No one is perfect and when we inevitably fail, we suffer from shame and feelings of being “not enough.” We live our lives in fear of judgement. With perfectionism, shame is always lurking. Brown encourages us to choose authenticity and live a wholehearted life that cultivates courage, compassion, and connection, and lets go of the destructiveness of trying to be perfect. She says perfectionism is not the same as striving to be our best. It is about trying to gain approval. We all seek connection and long to belong and fit in. But she draws an interesting distinction here. Fitting in is not the same as belonging. Fitting in is about trying to become who we need to be in order to be accepted. Belonging, on the other hand, doesn’t require any change–we can embrace who we are and belong, as we are. Being authentic invites grace, joy and gratitude into our lives. Like Leonard Cohen says, “There is a crack in everything, that’s how the light gets in.”

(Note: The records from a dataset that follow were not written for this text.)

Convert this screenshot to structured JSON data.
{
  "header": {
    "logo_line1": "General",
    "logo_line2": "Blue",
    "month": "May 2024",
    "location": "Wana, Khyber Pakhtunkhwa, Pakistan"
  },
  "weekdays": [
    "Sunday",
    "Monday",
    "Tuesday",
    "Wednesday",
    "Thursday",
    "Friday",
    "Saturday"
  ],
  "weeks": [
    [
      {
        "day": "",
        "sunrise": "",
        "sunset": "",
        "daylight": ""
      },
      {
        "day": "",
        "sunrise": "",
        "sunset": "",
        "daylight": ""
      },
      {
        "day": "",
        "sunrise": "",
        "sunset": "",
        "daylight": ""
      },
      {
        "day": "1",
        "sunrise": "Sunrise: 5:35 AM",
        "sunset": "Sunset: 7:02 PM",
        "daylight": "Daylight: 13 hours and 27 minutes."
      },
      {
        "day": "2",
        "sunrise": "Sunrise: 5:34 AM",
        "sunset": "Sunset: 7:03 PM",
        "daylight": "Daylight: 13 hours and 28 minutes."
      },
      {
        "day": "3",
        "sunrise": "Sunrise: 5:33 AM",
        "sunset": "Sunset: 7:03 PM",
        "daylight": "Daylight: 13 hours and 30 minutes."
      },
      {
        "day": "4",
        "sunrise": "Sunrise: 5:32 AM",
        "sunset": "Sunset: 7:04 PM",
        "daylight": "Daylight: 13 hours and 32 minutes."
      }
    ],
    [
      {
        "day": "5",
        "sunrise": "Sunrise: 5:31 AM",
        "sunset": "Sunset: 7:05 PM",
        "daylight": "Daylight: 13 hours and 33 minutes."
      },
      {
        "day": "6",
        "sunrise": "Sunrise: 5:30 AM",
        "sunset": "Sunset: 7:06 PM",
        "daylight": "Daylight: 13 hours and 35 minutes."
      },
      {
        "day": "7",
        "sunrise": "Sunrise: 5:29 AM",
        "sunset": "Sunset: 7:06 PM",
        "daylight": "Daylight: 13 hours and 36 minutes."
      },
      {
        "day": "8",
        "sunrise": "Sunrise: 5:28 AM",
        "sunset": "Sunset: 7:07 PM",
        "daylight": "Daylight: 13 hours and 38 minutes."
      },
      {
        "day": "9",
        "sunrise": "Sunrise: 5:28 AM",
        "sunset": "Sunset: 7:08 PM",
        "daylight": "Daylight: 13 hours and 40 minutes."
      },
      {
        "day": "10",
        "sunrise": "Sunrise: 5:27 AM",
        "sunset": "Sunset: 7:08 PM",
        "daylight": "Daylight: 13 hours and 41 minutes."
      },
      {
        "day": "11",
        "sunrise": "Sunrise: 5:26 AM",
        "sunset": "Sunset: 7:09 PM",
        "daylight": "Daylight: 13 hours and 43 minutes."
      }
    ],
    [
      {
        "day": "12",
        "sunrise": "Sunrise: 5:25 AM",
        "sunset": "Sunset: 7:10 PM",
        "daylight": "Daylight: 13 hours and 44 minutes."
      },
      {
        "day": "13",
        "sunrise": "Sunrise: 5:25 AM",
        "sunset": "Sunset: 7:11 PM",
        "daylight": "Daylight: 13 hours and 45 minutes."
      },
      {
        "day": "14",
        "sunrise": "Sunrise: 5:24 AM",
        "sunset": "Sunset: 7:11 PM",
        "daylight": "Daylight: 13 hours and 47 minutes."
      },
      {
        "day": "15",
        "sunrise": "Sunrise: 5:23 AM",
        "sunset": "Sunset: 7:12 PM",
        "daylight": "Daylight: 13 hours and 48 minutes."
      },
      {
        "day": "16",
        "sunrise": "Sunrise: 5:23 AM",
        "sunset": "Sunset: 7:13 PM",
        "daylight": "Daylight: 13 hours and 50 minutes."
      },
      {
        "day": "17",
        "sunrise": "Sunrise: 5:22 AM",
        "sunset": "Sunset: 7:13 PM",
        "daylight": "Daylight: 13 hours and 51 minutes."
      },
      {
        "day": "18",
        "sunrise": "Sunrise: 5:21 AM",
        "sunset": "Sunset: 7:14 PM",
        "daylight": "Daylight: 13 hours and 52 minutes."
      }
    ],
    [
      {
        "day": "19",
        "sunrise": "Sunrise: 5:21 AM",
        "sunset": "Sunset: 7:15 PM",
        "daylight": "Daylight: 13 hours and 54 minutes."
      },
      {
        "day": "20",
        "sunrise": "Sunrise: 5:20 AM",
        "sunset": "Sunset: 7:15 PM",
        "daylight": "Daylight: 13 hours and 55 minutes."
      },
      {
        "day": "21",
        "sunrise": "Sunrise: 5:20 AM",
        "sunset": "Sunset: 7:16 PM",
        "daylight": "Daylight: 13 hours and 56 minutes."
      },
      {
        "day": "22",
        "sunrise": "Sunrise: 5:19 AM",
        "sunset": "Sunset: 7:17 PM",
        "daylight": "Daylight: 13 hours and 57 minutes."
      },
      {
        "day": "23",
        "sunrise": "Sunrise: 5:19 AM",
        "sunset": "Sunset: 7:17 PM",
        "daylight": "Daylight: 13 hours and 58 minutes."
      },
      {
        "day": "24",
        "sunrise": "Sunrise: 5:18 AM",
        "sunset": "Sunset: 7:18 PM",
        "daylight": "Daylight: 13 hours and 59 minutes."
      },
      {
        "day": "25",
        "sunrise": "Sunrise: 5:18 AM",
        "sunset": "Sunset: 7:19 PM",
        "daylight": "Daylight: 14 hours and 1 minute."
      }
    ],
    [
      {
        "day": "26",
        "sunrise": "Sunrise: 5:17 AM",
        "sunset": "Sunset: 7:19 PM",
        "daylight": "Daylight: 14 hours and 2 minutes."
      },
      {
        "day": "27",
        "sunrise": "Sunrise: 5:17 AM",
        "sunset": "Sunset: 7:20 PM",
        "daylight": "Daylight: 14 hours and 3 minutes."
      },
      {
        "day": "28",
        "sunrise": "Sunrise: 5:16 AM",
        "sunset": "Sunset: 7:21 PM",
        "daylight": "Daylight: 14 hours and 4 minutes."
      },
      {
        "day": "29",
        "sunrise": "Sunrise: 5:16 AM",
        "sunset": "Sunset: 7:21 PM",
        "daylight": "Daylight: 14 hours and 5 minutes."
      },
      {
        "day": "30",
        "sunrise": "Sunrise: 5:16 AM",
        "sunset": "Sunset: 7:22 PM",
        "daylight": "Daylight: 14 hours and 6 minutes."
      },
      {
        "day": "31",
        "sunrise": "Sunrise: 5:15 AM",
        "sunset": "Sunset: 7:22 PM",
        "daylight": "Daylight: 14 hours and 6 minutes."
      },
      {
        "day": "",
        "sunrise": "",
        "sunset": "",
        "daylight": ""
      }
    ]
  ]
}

This is an excellent guide to wholehearted living. This kind of book is so important in a world where we never seem to measure up to the ideals in the media or the impossible standards we set for ourselves.